We analysed 4120 markets for the last 59 years and we found 215 587 occurrences of the Takuri pattern.
On average markets printed 1 Takuri pattern every 72 candles.
For 2:1 R/R trades, the longest winning streak observed was 81 and the longest losing streak was 578. A trading strategy relying solely on this pattern is not advised. Anyway, make sure to use proper risk management.
Keep in mind all these informations are for educational purposes only and are NOT financial advice.
How does the Takuri candlestick pattern form?
The Takuri candlestick pattern occurs after a price decline as a result of the current downtrend. It is formed at the bottom of a chart. Its formation suggests that the market is looking to determine the low and it is shown by the long lower wick. After the control of bears, bulls begin to fight back and the power of bears starts to fade away. Hence, the market prices start to rise after determining the bottom and close near the opening. There is no upper wick of the Takuri candlestick that suggests that closing prices are almost similar to the opening prices.
How to identify the Takuri candlestick pattern?
As we have discussed earlier, the Takuri pattern forms at the bottom of the chart.
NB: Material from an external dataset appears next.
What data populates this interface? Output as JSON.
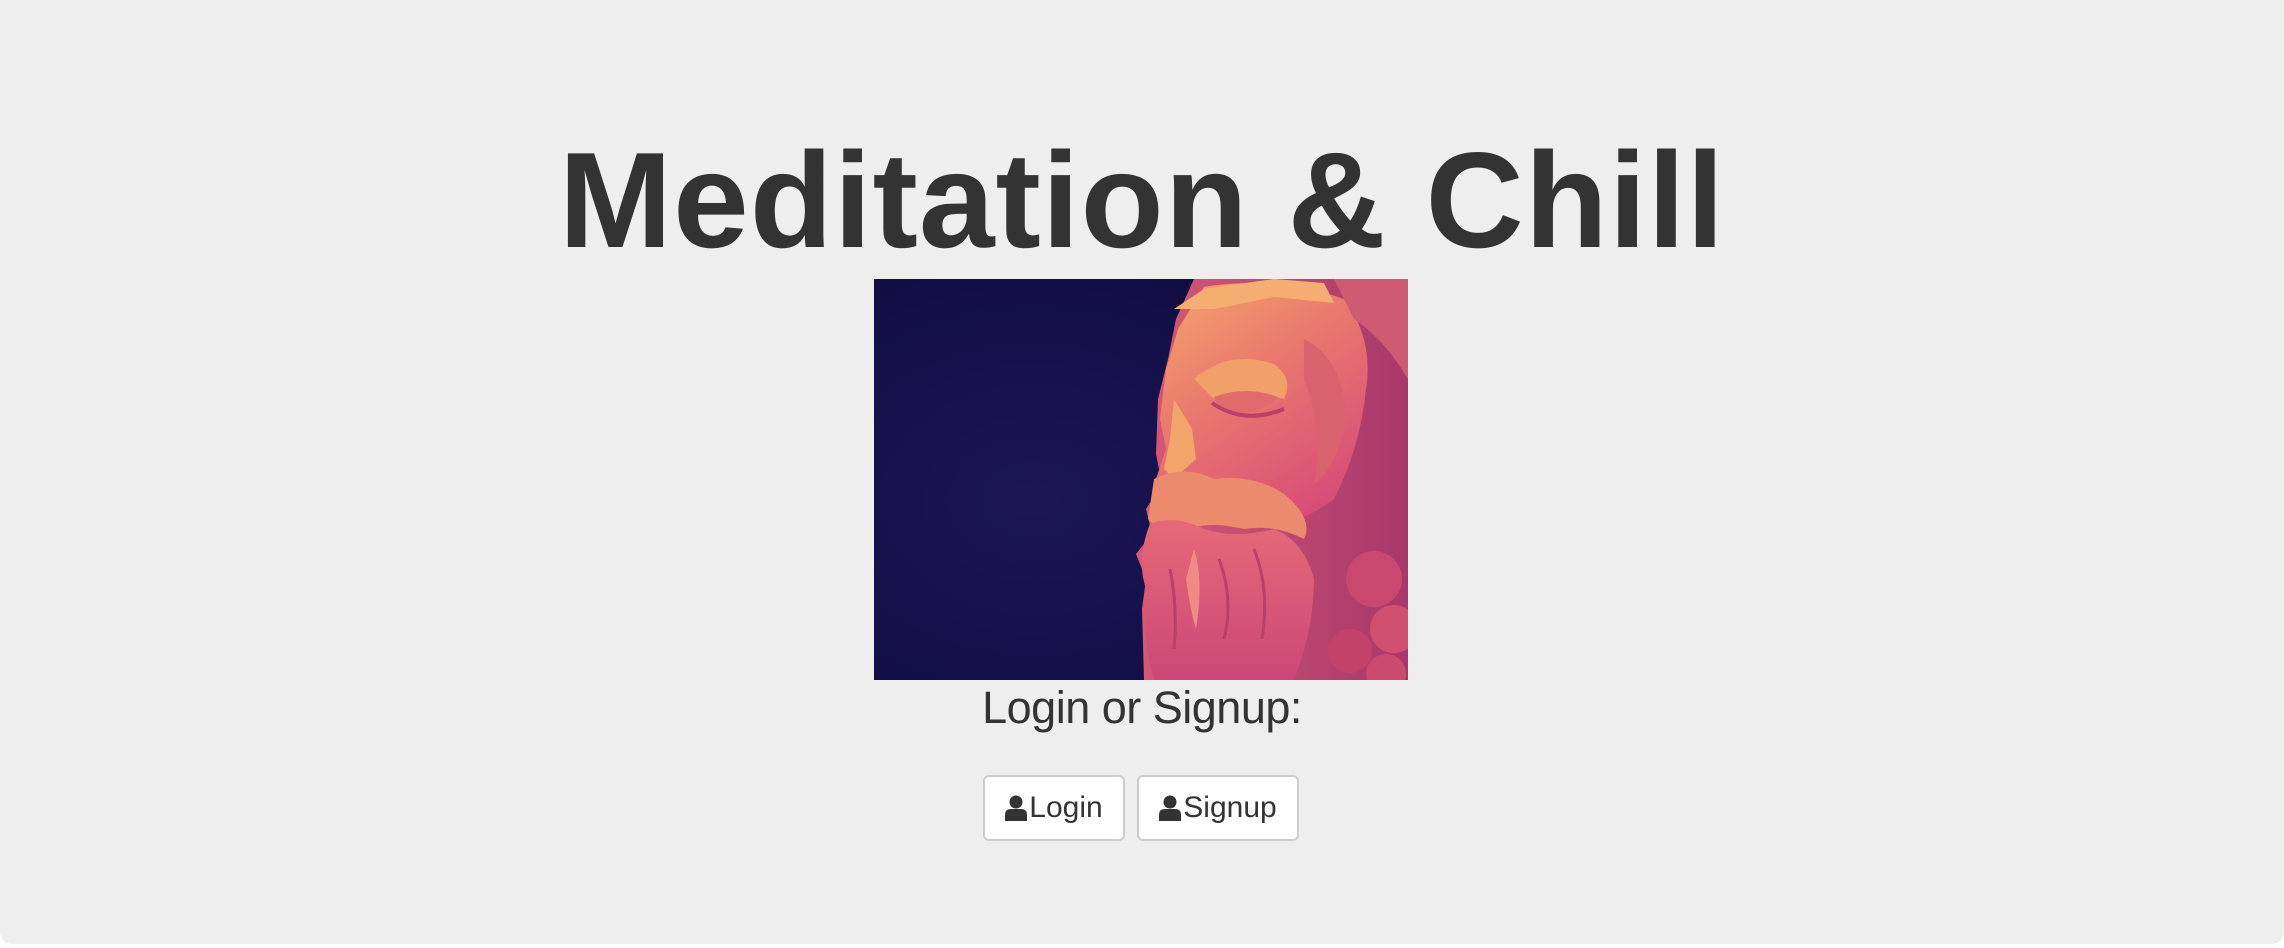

It is a single line candle with a long lower wick and a small body. You should look for a candle that has a three-times greater lower than the length of the body. It may be white or black because the color of the candle is not important. However, it is imperative to differentiate between a Hammer and the Takuri pattern before trading activity. This is important because of the similarities between these two candlestick patterns.
What does the Takuri candlestick pattern tell traders?
The Takuri candlestick pattern tells traders about an upcoming price reversal to the upside. It shows how, after a prevalent downtrend, bulls reject the trend. As a result, the prices close near high. The prices must start rising after the appearance of the Takuri candlestick. Traders call it the confirmation. This is also considered as a potential buying signal as the prices begin to rise.
How to trade the pattern?
Technical analysts and experts emphasize that the context of the Takuri candlestick pattern is very crucial. It is reliable only when it is formed in a support zone or a clear downtrend. It is a stronger signal when it appears after the price gap. Experts suggest to wait for the signal confirmation in the subsequent candlesticks before entering a trade. However, aggressive traders initiate a move right after the opening of the subsequent candle in the price gap. It gives them the opportunity to capitalize on the potential dynamic upward movement of the prices.